# [Exercise aim]
Provide only the number of lines in the data below that contain the string "root".

# [Record set]

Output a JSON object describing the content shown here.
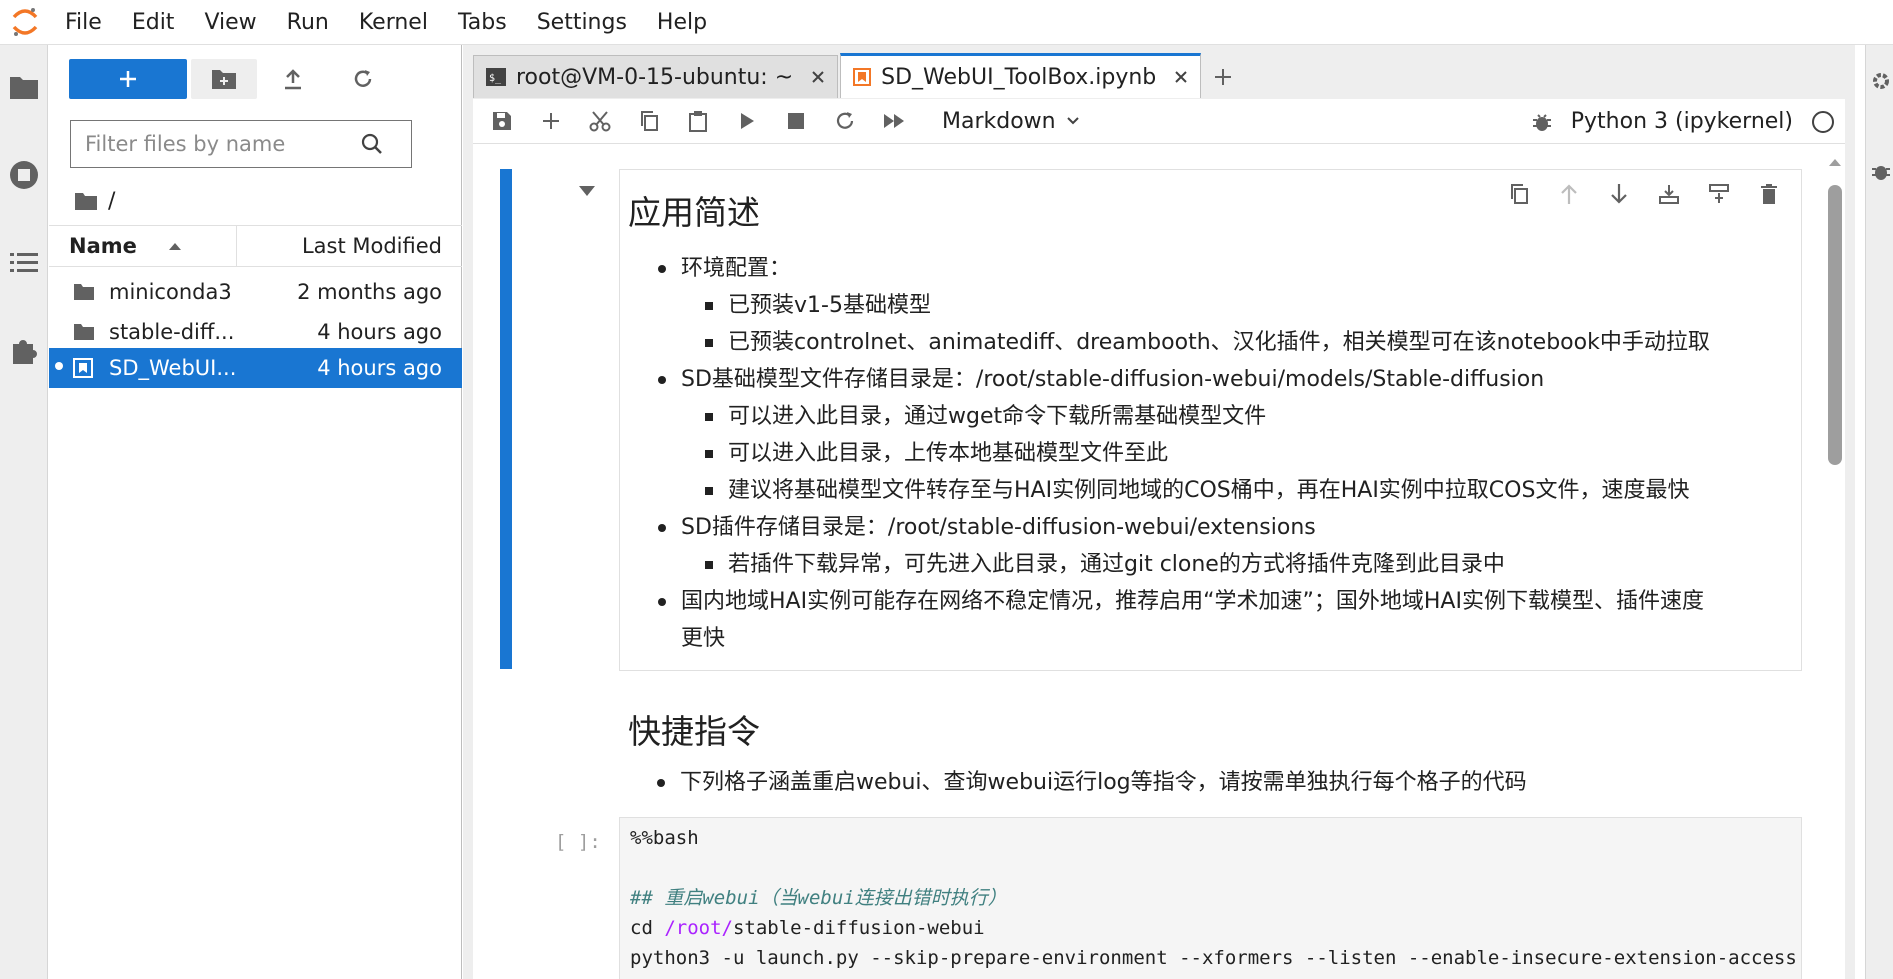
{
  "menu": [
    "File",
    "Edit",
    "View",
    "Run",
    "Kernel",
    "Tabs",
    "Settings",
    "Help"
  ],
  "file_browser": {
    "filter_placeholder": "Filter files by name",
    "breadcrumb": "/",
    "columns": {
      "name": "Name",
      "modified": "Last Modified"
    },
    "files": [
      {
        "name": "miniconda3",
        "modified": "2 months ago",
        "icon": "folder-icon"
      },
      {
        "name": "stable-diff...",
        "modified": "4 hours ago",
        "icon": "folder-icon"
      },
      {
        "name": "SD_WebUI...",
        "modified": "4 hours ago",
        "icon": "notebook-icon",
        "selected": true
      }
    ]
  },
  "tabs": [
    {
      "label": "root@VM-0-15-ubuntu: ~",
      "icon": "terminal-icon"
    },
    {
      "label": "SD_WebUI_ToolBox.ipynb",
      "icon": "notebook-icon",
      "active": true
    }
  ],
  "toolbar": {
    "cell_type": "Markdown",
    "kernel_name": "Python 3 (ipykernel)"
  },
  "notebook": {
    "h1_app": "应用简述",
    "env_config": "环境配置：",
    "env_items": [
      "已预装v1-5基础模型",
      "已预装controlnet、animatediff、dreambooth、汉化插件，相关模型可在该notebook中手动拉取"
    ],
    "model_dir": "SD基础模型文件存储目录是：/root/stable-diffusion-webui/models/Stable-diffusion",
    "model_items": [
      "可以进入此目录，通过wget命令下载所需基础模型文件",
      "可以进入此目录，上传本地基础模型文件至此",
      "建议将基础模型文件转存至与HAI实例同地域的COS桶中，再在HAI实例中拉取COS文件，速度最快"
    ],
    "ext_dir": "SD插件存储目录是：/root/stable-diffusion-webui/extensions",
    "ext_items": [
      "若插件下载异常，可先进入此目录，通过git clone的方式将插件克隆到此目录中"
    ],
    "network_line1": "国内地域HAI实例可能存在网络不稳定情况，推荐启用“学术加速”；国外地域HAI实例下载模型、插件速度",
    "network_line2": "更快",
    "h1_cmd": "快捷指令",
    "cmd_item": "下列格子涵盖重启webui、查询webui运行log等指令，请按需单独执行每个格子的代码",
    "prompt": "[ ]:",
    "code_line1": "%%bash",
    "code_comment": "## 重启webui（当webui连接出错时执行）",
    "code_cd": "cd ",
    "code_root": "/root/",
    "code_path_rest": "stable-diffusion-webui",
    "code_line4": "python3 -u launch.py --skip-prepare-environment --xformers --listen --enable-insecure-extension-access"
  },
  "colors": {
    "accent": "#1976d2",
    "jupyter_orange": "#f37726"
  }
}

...

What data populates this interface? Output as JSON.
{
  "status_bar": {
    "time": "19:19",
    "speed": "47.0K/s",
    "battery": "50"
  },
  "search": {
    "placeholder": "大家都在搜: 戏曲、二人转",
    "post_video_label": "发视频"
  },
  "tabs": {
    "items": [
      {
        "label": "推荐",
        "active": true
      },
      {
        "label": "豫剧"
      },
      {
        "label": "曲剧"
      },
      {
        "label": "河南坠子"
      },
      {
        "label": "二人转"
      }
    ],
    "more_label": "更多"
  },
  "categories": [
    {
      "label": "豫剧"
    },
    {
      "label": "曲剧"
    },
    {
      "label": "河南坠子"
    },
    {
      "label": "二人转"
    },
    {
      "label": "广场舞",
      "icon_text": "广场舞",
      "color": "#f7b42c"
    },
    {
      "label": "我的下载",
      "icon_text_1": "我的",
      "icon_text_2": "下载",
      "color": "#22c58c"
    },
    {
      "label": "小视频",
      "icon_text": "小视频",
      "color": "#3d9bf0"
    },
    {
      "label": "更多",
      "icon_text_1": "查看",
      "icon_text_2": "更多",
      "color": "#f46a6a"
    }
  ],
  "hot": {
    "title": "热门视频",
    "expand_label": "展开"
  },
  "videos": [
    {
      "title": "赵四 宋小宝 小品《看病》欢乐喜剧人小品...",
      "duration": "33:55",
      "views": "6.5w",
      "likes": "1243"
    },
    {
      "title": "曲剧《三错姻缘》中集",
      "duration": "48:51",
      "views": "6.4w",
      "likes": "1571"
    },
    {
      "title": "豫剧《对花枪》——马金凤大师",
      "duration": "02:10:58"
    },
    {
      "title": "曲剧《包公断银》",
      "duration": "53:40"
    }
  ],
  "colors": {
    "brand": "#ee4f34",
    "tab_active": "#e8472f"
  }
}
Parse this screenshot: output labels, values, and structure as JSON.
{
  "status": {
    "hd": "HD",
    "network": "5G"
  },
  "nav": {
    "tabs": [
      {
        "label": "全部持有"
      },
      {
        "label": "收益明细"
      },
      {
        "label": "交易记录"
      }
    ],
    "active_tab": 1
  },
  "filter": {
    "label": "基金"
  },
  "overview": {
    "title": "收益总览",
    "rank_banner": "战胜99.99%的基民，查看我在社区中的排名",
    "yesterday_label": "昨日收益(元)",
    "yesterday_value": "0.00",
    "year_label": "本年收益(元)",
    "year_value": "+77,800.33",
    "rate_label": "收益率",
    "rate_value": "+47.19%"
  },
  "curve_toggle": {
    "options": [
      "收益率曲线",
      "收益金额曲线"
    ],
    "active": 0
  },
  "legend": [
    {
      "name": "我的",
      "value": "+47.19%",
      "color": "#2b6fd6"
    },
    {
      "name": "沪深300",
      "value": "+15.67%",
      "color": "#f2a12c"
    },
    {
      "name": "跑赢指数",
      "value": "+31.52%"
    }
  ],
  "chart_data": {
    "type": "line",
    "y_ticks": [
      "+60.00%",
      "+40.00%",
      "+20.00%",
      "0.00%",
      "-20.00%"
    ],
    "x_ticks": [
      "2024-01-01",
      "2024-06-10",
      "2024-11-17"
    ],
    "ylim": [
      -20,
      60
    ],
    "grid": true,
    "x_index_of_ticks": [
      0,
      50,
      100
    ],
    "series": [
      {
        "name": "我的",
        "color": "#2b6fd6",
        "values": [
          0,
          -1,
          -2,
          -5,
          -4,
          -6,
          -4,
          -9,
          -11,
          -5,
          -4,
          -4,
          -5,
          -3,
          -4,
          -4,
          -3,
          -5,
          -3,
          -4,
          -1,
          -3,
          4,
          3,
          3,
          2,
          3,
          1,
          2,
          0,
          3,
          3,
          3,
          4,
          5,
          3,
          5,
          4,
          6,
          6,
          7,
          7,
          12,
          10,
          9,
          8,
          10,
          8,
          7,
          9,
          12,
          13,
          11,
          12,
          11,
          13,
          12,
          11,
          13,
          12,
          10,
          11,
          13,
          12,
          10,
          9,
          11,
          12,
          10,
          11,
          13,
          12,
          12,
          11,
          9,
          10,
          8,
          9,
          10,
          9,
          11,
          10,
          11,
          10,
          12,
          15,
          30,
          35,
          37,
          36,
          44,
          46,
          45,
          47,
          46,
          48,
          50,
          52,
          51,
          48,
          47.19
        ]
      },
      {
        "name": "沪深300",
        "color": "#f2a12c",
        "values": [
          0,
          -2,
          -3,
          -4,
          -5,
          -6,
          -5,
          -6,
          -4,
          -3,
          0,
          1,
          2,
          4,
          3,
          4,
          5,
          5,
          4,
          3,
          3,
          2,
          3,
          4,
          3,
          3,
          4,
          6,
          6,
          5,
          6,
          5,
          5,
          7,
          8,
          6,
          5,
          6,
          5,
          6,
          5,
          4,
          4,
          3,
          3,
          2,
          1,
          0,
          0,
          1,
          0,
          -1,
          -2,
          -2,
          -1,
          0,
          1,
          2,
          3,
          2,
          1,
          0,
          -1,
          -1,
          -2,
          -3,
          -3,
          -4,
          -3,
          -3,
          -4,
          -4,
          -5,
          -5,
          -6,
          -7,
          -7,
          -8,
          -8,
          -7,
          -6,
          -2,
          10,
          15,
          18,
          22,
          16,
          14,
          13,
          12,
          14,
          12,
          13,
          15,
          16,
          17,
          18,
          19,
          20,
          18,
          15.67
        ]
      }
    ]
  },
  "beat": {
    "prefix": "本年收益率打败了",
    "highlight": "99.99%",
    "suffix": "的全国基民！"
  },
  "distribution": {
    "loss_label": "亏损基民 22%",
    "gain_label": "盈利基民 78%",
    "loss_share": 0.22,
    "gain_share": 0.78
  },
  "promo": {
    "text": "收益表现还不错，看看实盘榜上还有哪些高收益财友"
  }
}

# [Response below]
4